> Task description
Extract, from the records beneath this instruction, each line that contains the word "Collection".

> Records for this exercise
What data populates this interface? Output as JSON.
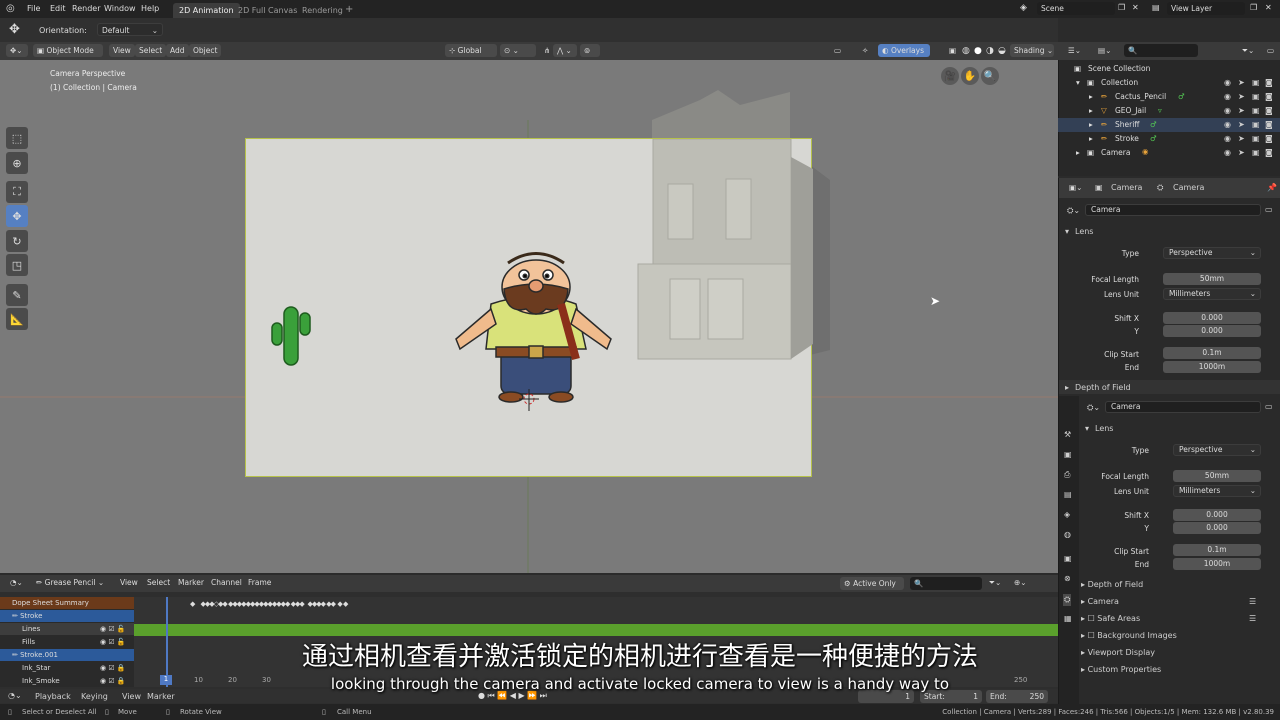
{
  "menubar": {
    "items": [
      "File",
      "Edit",
      "Render",
      "Window",
      "Help"
    ],
    "tabs": [
      "2D Animation",
      "2D Full Canvas",
      "Rendering"
    ],
    "active_tab": "2D Animation",
    "add_tab": "+",
    "scene": "Scene",
    "view_layer": "View Layer"
  },
  "topbar": {
    "orientation_label": "Orientation:",
    "orientation_value": "Default"
  },
  "viewport_header": {
    "mode": "Object Mode",
    "menus": [
      "View",
      "Select",
      "Add",
      "Object"
    ],
    "transform": "Global",
    "overlays": "Overlays",
    "shading": "Shading"
  },
  "viewport": {
    "info_line1": "Camera Perspective",
    "info_line2": "(1) Collection | Camera"
  },
  "outliner": {
    "root": "Scene Collection",
    "collection": "Collection",
    "items": [
      "Cactus_Pencil",
      "GEO_Jail",
      "Sheriff",
      "Stroke",
      "Camera"
    ]
  },
  "props_top": {
    "tab1": "Camera",
    "tab2": "Camera",
    "data_name": "Camera",
    "panel_lens": "Lens",
    "type_label": "Type",
    "type_value": "Perspective",
    "focal_label": "Focal Length",
    "focal_value": "50mm",
    "unit_label": "Lens Unit",
    "unit_value": "Millimeters",
    "shiftx_label": "Shift X",
    "shiftx_value": "0.000",
    "y_label": "Y",
    "y_value": "0.000",
    "clip_label": "Clip Start",
    "clip_value": "0.1m",
    "end_label": "End",
    "end_value": "1000m",
    "dof": "Depth of Field"
  },
  "props_bottom": {
    "data_name": "Camera",
    "panel_lens": "Lens",
    "type_label": "Type",
    "type_value": "Perspective",
    "focal_label": "Focal Length",
    "focal_value": "50mm",
    "unit_label": "Lens Unit",
    "unit_value": "Millimeters",
    "shiftx_label": "Shift X",
    "shiftx_value": "0.000",
    "y_label": "Y",
    "y_value": "0.000",
    "clip_label": "Clip Start",
    "clip_value": "0.1m",
    "end_label": "End",
    "end_value": "1000m",
    "panels": [
      "Depth of Field",
      "Camera",
      "Safe Areas",
      "Background Images",
      "Viewport Display",
      "Custom Properties"
    ]
  },
  "dopesheet": {
    "mode": "Grease Pencil",
    "menus": [
      "View",
      "Select",
      "Marker",
      "Channel",
      "Frame"
    ],
    "active_only": "Active Only",
    "channels": [
      "Dope Sheet Summary",
      "Stroke",
      "Lines",
      "Fills",
      "Stroke.001",
      "Ink_Star",
      "Ink_Smoke"
    ],
    "frame_numbers": [
      "1",
      "10",
      "20",
      "30",
      "250"
    ]
  },
  "timeline": {
    "menus": [
      "Playback",
      "Keying",
      "View",
      "Marker"
    ],
    "current_frame": "1",
    "start_label": "Start:",
    "start_value": "1",
    "end_label": "End:",
    "end_value": "250"
  },
  "statusbar": {
    "hint1": "Select or Deselect All",
    "hint2": "Move",
    "hint3": "Rotate View",
    "hint4": "Call Menu",
    "stats": "Collection | Camera | Verts:289 | Faces:246 | Tris:566 | Objects:1/5 | Mem: 132.6 MB | v2.80.39"
  },
  "subtitles": {
    "cn": "通过相机查看并激活锁定的相机进行查看是一种便捷的方法",
    "en": "looking through the camera and activate locked camera to view is a handy way to"
  },
  "colors": {
    "accent": "#5680c2",
    "camera_frame": "#b6c24a",
    "keyframe_bar": "#5aa02c"
  }
}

> Final answer
    "info_line2": "(1) Collection | Camera"
    "root": "Scene Collection",
    "collection": "Collection",
    "stats": "Collection | Camera | Verts:289 | Faces:246 | Tris:566 | Objects:1/5 | Mem: 132.6 MB | v2.80.39"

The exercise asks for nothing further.